Catherine Southon's first auction of the year – the auction house's 5th year – was a record with only 14% unsold. The auction took place at Farleigh Golf Club, near Croydon, on Wednesday, 22nd February 2017.
The sale included several private collections, including the sale of part of one of Arthur Lewin (the 'Flying Colonel') and his wife Nora Higgin's descendant's estate. Highlight of the collection was a rare gold Hong Kong Plague of 1894 medal issued to Nora's sister Elizabeth F Higgin, in original fitted Wyon red leather presentation case, together with a short presentation letter by the Honorary Secretaries, dated 25th September 1895. Approximately only forty of the Hong Kong Plague medals were ever issued in gold and it was estimated at £5,000 - £8,000. As part of the collectables section of the sale towards the end, bidders from around the world started a fierce bidding war on the phones and internet. Finally, the successful bidder was online when the hammer went down at £21,000 (£24,780 incl buyer's premium).
Other highlights of the auction include a group of medals, WW2 and earlier, from the same collection, which sold for £3,200 ( £3,776) against an estimate of £200-300, which sold to a bidder on the phone and a substantial Victorian silver twin handled trophy cup from 1892 sold for £1,350 ( £1,593) to a bidder in the room.

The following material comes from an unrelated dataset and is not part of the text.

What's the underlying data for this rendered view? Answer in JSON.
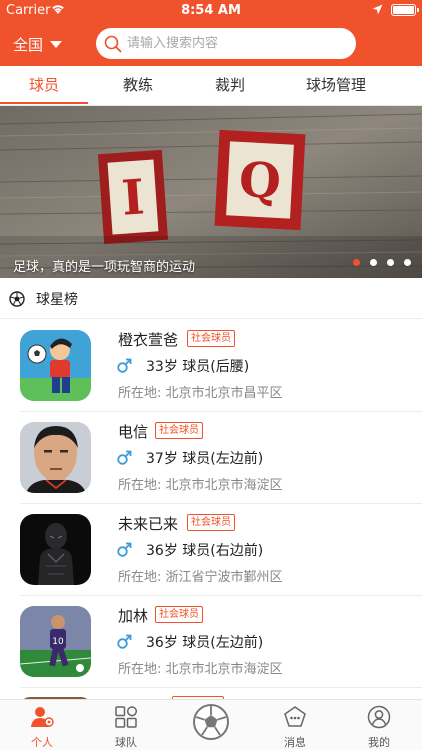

Watches did particularly well – a Cartier Tortue 18ct yellow gold and diamond Ladies watch carried an estimate of £600-800 and fetched £3,000 (£3,540), while a gentleman's Rolex Oyster Ultra Prime 9ct gold manual wind wristwatch from circa 1930 sold for £1,400 (£1,652) against an estimate of £300-500. Among the jewellery, an attractive high Art

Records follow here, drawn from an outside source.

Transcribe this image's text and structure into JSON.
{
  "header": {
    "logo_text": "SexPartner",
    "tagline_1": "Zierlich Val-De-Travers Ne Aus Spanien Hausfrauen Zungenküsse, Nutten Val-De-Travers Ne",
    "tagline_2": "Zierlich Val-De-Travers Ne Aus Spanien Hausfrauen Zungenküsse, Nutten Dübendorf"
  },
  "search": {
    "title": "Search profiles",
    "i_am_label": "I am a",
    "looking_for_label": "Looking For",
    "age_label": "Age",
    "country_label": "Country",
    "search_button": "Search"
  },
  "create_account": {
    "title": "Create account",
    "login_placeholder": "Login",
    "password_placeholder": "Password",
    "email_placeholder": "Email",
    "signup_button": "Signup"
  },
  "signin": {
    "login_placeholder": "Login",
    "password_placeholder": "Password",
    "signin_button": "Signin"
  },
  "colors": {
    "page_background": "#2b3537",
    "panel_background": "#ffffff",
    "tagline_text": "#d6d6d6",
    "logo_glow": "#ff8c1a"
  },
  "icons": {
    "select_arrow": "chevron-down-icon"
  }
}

Deco emerald and diamond set ring was estimated to sell for £500-700. It was so popular among bidders in the saleroom, telephone and online that the successful phone bidder paid £2,900 (£3,422). An unusual belle epoque diamond and gem set scroll pendant necklace carried an estimate of £300-400 and sold for £1,300 (£1,534), while a Victorian diamond and pearl star brooch sold for £1,250 (£1,475/ est. £500-600).
The Mitchel Maer's Dior collection of costume jewellery sold very well – all at top estimate or over, with the top lot selling for £850 (£1,003). It consisted of eight pieces in the hippocampus or sea horse style and had been estimated to fetch £300-500. The lot which included the only piece in this collection which still retains the original Mitchel Maer for Christian Dior label sold for £700 (£826) against an estimate of £300-400. One of the last lots which only included a stunning necklace and bracelet in pink and turquoise sold for double its top estimate for £400 (£472).
Among the ceramics, an early Worcester porcelain crème boat from circa 1753 sold for £2,000 (£2,360), five times its low estimate, and a Clarice Cliff Toby Jug of Winston Churchill, estimated to fetch £600-1,000 sold for £1,300 (£1,534). The Ceremonial funeral details and route maps of the State Funeral of the Late Sir Winston Churchill, sold for £400 (£472).
Another collection sold well with highlights including an early 18th Century silk and metallic thread needlework and stumpwork picture depicting a figure surrounded by fauna and woodland animals – estimated at £200-300, it sold for £1,050 (£1,239) to an internet bidder. A pair of bronze Oriental warriors (estimate £150-250) sold for £900 (£1,062) and a beautiful little bronze and ivory sculpture by Aristide-Onesime Croisy, 'Le Nid' sold within estimate for £1,450 (£1,711) to a telephone bidder. An oil on canvas of a Breton woman working on a spinning wheel by George Sherwood Hunter (est. £500-700) sold for £2,000 (£2,360) and a late 18th century enamel on copper portrait of a young gentleman. Possibly Lord Melbourne, sold for five times its low estimate for £1,000 (£1,180).
Modern art did well again – a Lowry limited edition, signed print sold for top estimate at £3,000 ( £3,540) and a Keith Haring at Robert Fraser Gallery poster, signed 'K Haring for Richard' sold for twelve times its low estimate at £1,200 (£1,416) and a Murano glass sculpture 'The Three Graces' from circa 1970s (est. £200-300) sold for £1,350 (£1,593).
Last but not least, The Beatles proved they are still ones to watch, when an interesting collection of five Beatles programmes together with three tickets and one photograph sold for £950 (£1,121, est. £400-600) to an internet bidder.
Catherine Southon says:”We were really pleased with our February sale's results. We had a lovely range of lots to offer, many from private collections and sales were strong in all areas, which is good to see at the beginning of the year.”